This is just another phase in a multi-generational realization that our democracy has been completely taken over by a corporatist oligarchy, our economy looted by “free market” vultures and government coffers, and our future mortgaged with toxic assets from the top down. The grim reality is: we need more time. The country really doesn’t have the stomach for political revolution yet.

Why? To be blunt, the Baby Boomers who wield political power must first exit stage left. The old guard of neoliberal pseudofree trade policies, deregulation, and military interventionism must be phased out by generations of ferocious young people demanding change and threatening economic kamikaze until there is. The unforgivable sellout of the 1960s must be fully acknowledged and understood before new visions of America’s role in the world can realistically have a voice in the halls of government.
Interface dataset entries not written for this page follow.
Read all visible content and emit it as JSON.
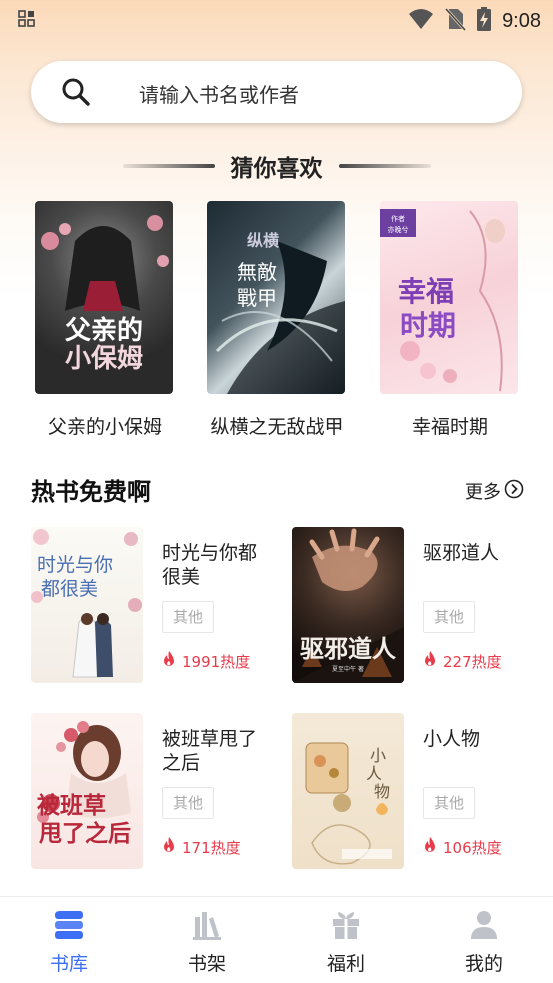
{
  "status_bar": {
    "time": "9:08"
  },
  "search": {
    "placeholder": "请输入书名或作者"
  },
  "guess_section": {
    "title": "猜你喜欢",
    "books": [
      {
        "title": "父亲的小保姆",
        "cover_text": "父亲的小保姆"
      },
      {
        "title": "纵横之无敌战甲",
        "cover_text": "纵横之无敌战甲"
      },
      {
        "title": "幸福时期",
        "cover_text": "幸福时期"
      }
    ]
  },
  "hot_section": {
    "title": "热书免费啊",
    "more_label": "更多",
    "books": [
      {
        "name": "时光与你都很美",
        "tag": "其他",
        "heat": "1991热度",
        "cover_text": "时光与你都很美"
      },
      {
        "name": "驱邪道人",
        "tag": "其他",
        "heat": "227热度",
        "cover_text": "驱邪道人"
      },
      {
        "name": "被班草甩了之后",
        "tag": "其他",
        "heat": "171热度",
        "cover_text": "被班草甩了之后"
      },
      {
        "name": "小人物",
        "tag": "其他",
        "heat": "106热度",
        "cover_text": "小人物"
      }
    ]
  },
  "tab_bar": {
    "tabs": [
      {
        "label": "书库",
        "icon": "library-icon",
        "active": true
      },
      {
        "label": "书架",
        "icon": "bookshelf-icon",
        "active": false
      },
      {
        "label": "福利",
        "icon": "gift-icon",
        "active": false
      },
      {
        "label": "我的",
        "icon": "user-icon",
        "active": false
      }
    ]
  },
  "colors": {
    "accent": "#3d6ff5",
    "heat": "#e83b4b"
  }
}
The truth is we really don’t know what the hell is going on in Washington. But all signs point to a complete and total symbiosis of government and special interests. Washington insiders are rotten to the core — every single one of them. A few rebels with shreds of courage — Bernie Sanders, Jill Stein, Elizabeth Warren, Ron Paul, and Ralph Nader, for example — have been trying to tell us this for years. For the first time, varied faces of the movements that must unite can see each other across the gulfs of our ideological divides. We’re waving and shooting up flares, and messages are finally being transmitted. But we need more time, and we need people like Sanders and Warren organizing on the outside, not being assimilated by the Borg on the inside. The dead eyes of Barack Obama and Hillary Clinton should serve as a warning to all true progressives.

The biggest question right now is, “What will happen to Berners once this election is over?” While he’s promising a contested election, which makes me giddy with excitement, it’s definitely time to start thinking of how his supporters will be deputized moving forward. An analogy I can’t shake is from none other than Star Wars. When Obi-Wan Kenobi fights his final battle with Darth Vader, he sees that his protégé, Luke Skywalker, is watching.

You can’t win, Vader,” he says. “If you strike me down, I shall become more powerful than you can possibly imagine.

This is true of Sanders. And while he will fight to the end to inspire his followers, in the end he will put down his lightsaber and allow Clinton to return him to the Force, because ultimately, that’s where he is more powerful: as a navigational beacon in the cultural zeitgeist. Sanders is more transformative as a control icon or, more accurately, as a counter-control icon — a symbol of resistance to the establishment and a voice for tactical reasoning.

The White House is where progressives go to die. We want our rebels on the outside, showing us the difference between corruption and virtuous governance (if such a thing can still be said to exist).

While we need a top-down system reform, this will only be possible with a bottom-up social revolution. Bernie says this explicitly when he talks about social movements. This sounds easy. It sounds like some natural human evolution that will lift us up like a historical tide.

In reality, it will require enormous personal sacrifices. This goes beyond living green, it goes beyond civic participation, agorism, volunteerism, and community-building. All those are necessary, of course, but they must be supported by a popular uprising of anti-establishment fervor as a force of creation, not destruction. When we tear down the infrastructure of the old world corruption, what will we erect in its place? Until we can answer this question, the political revolution will just be rhetoric. But when there is a coherent answer, dramatic change will be unstoppable.

This article (There’s One Way Bernie Sanders Can Still Win — but It’s Not How You’re Thinking) is an opinion editorial (OP-ED). The opinions expressed in this article are the author’s own and do not necessarily represent the views of Anti-Media. You have permission to republish this article under a Creative Commons license with attribution to Jake Anderson and Anti-Media Radio airs weeknights at 11pm Eastern/8pm Pacific. Image credit: Gage Skidmore. If you spot a typo, email